eCBHFA is a community based programme where community members gather to discuss topics that affect their health and safety and address how to they can improve their communities. eCBHFA is IFRC’s revised version of the CBHFA approach which is now operational in 109 countries. eCBHFA comprises a comprehensive approach to primary health care, first aid… Read more »
During eoutbreaks of Ebola, psychosocial support is vital to ensure the well-being of the affected population, and also to counter-act the threats to public health and safety that fear, stigmatization and misconception poses.
Humanitarian agencies have become increasingly aware of the importance of religion in the lives of those they seek to assist and of the potential value of more effective engagement with local faith actors in humanitarian settings. Equally, however, there is concern about how to address these issues in a way that does not threaten humanitarian principles of impartiality and neutrality, nor risk heightening any existing religious tensions.
Registration open now: “PFA in groups – support to teams” has been developed for managers of teams of staff and volunteers, such as programme managers, volunteer team leaders, field officers, youth leaders or others who have the responsibility for the well-being of teams of Red Cross and Red Crescent staff or volunteers.
In many ways, 2017 was a special year seen through the lenses of mental health and psychosocial support in the IFRC. International attention has never been so strongly focused on psychosocial support at field level, in research and at policy level.
In this short lessons learned webinar, FACT delegates Zara Sejberg and Amelie Doyon recounts experiences and lessons learned from deployments to Bangladesh and Sierra Leone. Amelie Doyon’s mission report can be downloadet here: Lessons Learned_Sierra Leone Amelie Doyon recommends using the IFRC Monitoring and Evaluation Framework for psychosocial programming to set up M&E systems Zara Sejberg… Read more »

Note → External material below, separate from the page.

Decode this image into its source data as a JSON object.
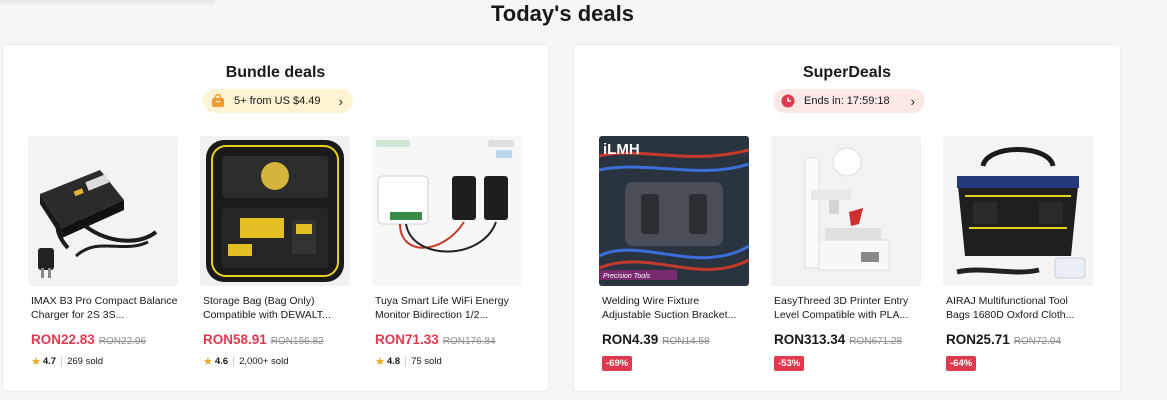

New webinar series: Psychosocial Support in Emergencies – lessons learnt
“Mental health and psychosocial support is not an appendix. It is at the core of what we do when we do health. We want to harmonise our approach but also bring it to the States, because the Movement won’t be able to do this alone” Yves Daccord, Director-General, ICRC

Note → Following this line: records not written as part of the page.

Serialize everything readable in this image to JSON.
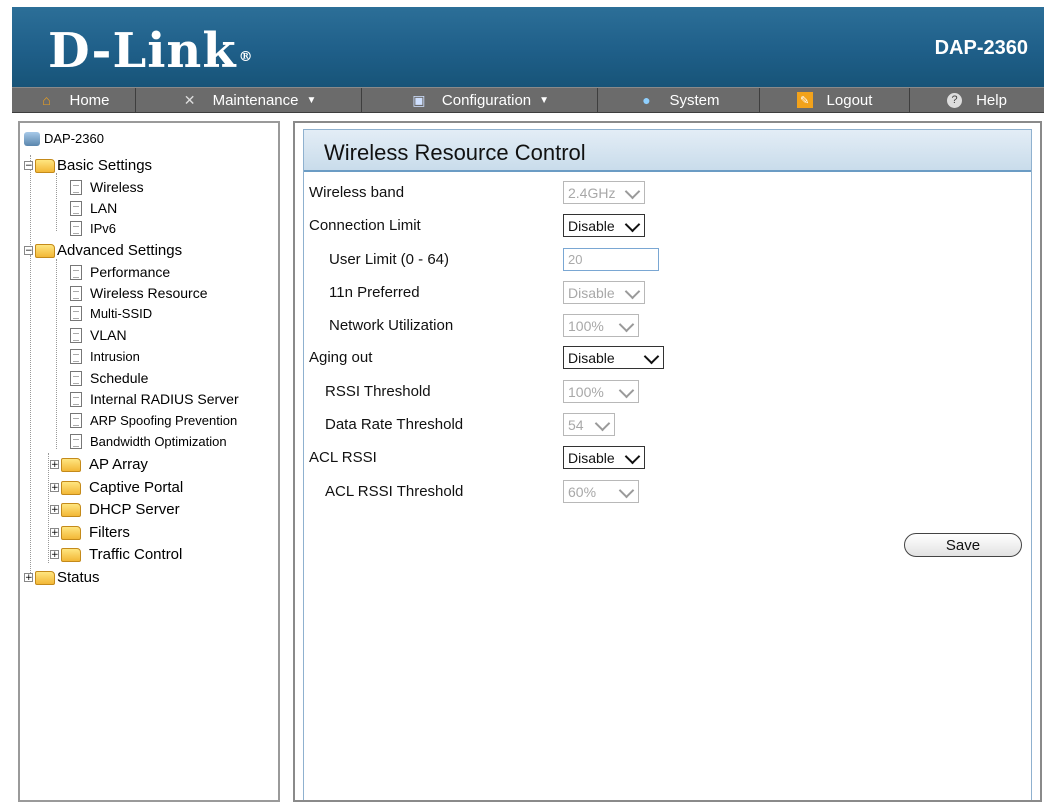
{
  "header": {
    "logo": "D-Link",
    "logo_mark": "®",
    "model": "DAP-2360"
  },
  "nav": [
    {
      "label": "Home",
      "icon": "home-icon",
      "dropdown": false
    },
    {
      "label": "Maintenance",
      "icon": "tools-icon",
      "dropdown": true
    },
    {
      "label": "Configuration",
      "icon": "disk-icon",
      "dropdown": true
    },
    {
      "label": "System",
      "icon": "system-icon",
      "dropdown": false
    },
    {
      "label": "Logout",
      "icon": "logout-icon",
      "dropdown": false
    },
    {
      "label": "Help",
      "icon": "help-icon",
      "dropdown": false
    }
  ],
  "tree": {
    "root": "DAP-2360",
    "basic": {
      "label": "Basic Settings",
      "items": [
        "Wireless",
        "LAN",
        "IPv6"
      ]
    },
    "advanced": {
      "label": "Advanced Settings",
      "items": [
        "Performance",
        "Wireless Resource",
        "Multi-SSID",
        "VLAN",
        "Intrusion",
        "Schedule",
        "Internal RADIUS Server",
        "ARP Spoofing Prevention",
        "Bandwidth Optimization"
      ]
    },
    "advanced_folders": [
      "AP Array",
      "Captive Portal",
      "DHCP Server",
      "Filters",
      "Traffic Control"
    ],
    "status": "Status"
  },
  "content": {
    "title": "Wireless Resource Control",
    "fields": {
      "wireless_band": {
        "label": "Wireless band",
        "value": "2.4GHz",
        "disabled": true
      },
      "connection_limit": {
        "label": "Connection Limit",
        "value": "Disable",
        "disabled": false
      },
      "user_limit": {
        "label": "User Limit (0 - 64)",
        "value": "20",
        "disabled": true
      },
      "n_preferred": {
        "label": "11n Preferred",
        "value": "Disable",
        "disabled": true
      },
      "network_utilization": {
        "label": "Network Utilization",
        "value": "100%",
        "disabled": true
      },
      "aging_out": {
        "label": "Aging out",
        "value": "Disable",
        "disabled": false
      },
      "rssi_threshold": {
        "label": "RSSI Threshold",
        "value": "100%",
        "disabled": true
      },
      "data_rate_threshold": {
        "label": "Data Rate Threshold",
        "value": "54",
        "disabled": true
      },
      "acl_rssi": {
        "label": "ACL RSSI",
        "value": "Disable",
        "disabled": false
      },
      "acl_rssi_threshold": {
        "label": "ACL RSSI Threshold",
        "value": "60%",
        "disabled": true
      }
    },
    "save_label": "Save"
  },
  "colors": {
    "header": "#1f5f89",
    "nav": "#6b6b6b",
    "title_bar": "#c9dceb",
    "accent": "#6b9cc4"
  }
}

The past decade has witnessed a boom in Psychological First Aid (PFA) models, guidelines and manuals. They all build on the same principles of helping people in distress by ensuring safety, calmness, comfort, talking and listening, helping to identify needs, and helping to provide access to what they need. In spite of this, very few high-quality research studies support the effectiveness of PFA.
Webinar 26 October:
Why is the evidence-base for PFA so limited? What are the challenges for conducting research on PFA?
This webinar will seek to address these questions